This isn’t the first time I screwed up. I did a similar thing in Belgium, where I set the TV correctly, but I fell asleep with the TV on. This meant that the act of re-turning the TV on at 6am didn’t really do much to wake me up either. That was a fun wild dash to the airport and just making it.

Ah the glamours of travel.

Jan 11

Enterprise guy that get the complexity

Tech 4 Comments »

I have always been a fan of Billy Newport (IBM server side guru).

He recently had the experience of setting up a simple PHP based website, and wrote about this: Future is application and coarse components?.

It is great to hear a server side guy who gets the simplicity need. This isn’t to say that we don’t need OSGI, as it serves a real need. But, that need is small compared to the number of apps that don’t need it, and Java needs to do a better job at accomodating that.

Kudos to Billy. At least he works at IBM where they like PHP too ;)

Jan 10

Yes Ruby in the Browser, No it won’t take off?

JavaScript, Ruby, Tech 6 Comments »

Obie Fernandez wants No Ruby in the Browser, after Paul Hammant discussed it in Ruby vs. JavaScript for Web 3.0.

I am actually a fan of JavaScript these days.
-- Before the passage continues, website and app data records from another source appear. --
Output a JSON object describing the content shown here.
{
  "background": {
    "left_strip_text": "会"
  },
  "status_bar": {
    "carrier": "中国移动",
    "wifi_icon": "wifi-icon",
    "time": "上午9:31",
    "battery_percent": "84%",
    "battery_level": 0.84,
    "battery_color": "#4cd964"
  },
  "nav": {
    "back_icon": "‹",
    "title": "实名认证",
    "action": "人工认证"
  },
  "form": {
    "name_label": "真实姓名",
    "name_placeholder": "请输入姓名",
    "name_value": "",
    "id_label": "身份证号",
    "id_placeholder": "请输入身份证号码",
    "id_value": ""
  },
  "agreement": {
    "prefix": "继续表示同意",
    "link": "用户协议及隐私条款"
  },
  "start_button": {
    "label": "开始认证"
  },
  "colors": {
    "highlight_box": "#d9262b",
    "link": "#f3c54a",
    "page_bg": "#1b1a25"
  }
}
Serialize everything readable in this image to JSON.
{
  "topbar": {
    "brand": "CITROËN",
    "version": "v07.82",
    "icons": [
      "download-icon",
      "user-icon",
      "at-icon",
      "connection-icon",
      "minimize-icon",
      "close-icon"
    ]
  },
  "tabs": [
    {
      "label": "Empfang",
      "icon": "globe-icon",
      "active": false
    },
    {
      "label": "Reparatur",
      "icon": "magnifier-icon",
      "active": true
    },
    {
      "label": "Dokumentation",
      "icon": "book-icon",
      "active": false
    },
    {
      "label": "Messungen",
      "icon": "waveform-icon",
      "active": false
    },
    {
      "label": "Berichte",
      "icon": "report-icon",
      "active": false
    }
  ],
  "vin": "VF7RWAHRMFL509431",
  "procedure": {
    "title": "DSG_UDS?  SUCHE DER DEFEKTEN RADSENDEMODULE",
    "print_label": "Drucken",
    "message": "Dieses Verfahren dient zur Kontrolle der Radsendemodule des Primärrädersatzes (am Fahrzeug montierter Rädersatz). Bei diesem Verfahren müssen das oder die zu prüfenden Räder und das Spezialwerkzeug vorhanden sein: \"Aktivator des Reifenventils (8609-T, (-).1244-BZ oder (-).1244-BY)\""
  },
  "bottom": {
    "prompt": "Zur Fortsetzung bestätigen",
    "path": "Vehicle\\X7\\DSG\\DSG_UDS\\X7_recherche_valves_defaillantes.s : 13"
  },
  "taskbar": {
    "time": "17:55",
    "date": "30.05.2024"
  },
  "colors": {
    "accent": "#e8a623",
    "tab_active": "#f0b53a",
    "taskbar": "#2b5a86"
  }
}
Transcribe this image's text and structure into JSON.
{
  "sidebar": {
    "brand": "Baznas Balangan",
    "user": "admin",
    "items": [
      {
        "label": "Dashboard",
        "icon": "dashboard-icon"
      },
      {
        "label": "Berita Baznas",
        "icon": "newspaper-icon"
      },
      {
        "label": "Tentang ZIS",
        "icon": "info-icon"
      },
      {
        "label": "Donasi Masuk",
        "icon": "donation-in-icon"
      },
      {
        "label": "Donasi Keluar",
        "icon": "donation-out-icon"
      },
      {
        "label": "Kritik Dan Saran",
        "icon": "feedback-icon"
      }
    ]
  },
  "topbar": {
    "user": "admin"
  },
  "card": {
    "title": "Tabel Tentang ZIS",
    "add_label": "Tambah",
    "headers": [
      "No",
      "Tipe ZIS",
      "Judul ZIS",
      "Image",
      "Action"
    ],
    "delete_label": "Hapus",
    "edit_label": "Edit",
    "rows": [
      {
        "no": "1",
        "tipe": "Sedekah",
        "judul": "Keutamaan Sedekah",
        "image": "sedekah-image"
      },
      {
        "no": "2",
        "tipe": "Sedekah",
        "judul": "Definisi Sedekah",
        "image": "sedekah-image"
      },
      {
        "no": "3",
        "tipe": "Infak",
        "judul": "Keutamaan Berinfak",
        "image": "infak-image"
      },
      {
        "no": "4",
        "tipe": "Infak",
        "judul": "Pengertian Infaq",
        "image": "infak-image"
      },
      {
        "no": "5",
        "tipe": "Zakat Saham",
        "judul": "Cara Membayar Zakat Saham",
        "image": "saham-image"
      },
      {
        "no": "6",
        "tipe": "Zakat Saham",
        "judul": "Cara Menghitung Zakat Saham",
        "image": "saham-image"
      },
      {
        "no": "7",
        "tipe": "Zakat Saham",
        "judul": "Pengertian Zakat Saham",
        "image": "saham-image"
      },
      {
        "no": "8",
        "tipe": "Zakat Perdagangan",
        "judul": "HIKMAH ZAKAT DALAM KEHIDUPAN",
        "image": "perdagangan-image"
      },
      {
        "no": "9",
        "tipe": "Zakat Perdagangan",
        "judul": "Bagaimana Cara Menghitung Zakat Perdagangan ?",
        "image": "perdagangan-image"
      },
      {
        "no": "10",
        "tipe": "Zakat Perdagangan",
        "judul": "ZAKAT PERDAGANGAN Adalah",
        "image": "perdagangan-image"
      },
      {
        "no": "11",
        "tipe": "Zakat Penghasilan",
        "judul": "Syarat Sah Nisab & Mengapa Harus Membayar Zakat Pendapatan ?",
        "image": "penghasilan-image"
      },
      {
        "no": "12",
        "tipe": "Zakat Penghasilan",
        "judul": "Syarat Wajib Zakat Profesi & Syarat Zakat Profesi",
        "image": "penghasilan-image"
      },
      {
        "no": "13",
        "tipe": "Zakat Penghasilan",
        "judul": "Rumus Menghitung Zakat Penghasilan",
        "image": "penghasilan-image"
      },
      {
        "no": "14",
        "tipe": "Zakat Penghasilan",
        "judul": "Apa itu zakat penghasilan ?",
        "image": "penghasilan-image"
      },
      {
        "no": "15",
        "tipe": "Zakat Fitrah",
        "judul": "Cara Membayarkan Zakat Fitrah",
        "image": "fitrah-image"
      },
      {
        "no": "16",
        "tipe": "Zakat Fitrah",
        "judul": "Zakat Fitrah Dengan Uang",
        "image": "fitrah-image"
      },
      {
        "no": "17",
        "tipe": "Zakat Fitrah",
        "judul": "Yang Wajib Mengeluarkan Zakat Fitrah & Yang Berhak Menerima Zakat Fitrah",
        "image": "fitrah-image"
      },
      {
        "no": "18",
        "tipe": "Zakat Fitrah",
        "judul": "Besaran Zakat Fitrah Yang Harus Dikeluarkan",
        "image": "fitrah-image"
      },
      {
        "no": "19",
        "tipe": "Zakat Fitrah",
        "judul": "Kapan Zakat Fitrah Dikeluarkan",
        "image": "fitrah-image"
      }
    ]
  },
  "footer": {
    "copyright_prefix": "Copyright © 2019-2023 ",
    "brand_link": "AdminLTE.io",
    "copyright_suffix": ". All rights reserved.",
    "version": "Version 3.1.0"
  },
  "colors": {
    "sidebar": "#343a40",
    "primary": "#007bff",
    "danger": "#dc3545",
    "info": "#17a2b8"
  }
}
It isn’t as evil as you think.

However, I would love to have Ruby integrated as well as JavaScript it.

We could then have true libraries, and if we could version them all within the browser etc, we could share them between apps so we don’t duplicate painful downloads (not that we can’t add this to JS, but we could use rubygems).

Having true packages and namespaces, and a full environment like ruby in which we can share code in both worlds would be great. No need for Ruby to JSON etc. Send Ruby on down.

The reality is that it would be hard to get the ball rolling. JavaScript is part of the majority of browser suites, including the Flash VM, and getting groundswell around a Ruby plugin would be tough.

But in another dimension Marc A put Ruby into Netscape and we are all happy.

Jan 09

Steve, give me a late christmas present

Tech 4 Comments »

I can’t wait for Steve Jobs to take the stage tomorrow, and hope that some of the rumors are true.

I have been waiting for a Mactel Powerbook, and if he comes out with the iBook I will not be a happy bunny at all.

Come on!


They did it. Ordered. Matt, I bet you have too? ;)

Jan 09

HTML Tables aren’t pure evil

Tech 442 Comments »

I was in a situation where I watched HTML designers work for days on a CSS layout. They refused to use tables in one area, even though they had to work forever on workarounds for various browsers, and the layout in that area was tabular.

While they were fighting, I went in and added the table, and all was working in a few minutes.

The client didn’t care that there were <table> tags, he just wanted it to look right on his screen.

I am all for CSS layouts, and using a table did bug me, but it worked and we can move on to bigger and better issues.

Jan 06

Leap Second Lovers Are Traitors Says Bill O’Reilly

Personal No Comments »

I love Steve Martin, and it seems like Huffington has quality again with Steves Leap Second Lovers Are Traitors Says Bill O’Reilly.

Satire is the new black in the US (always been black in the UK).

Jon Stewart hosting the Oscars. Nice.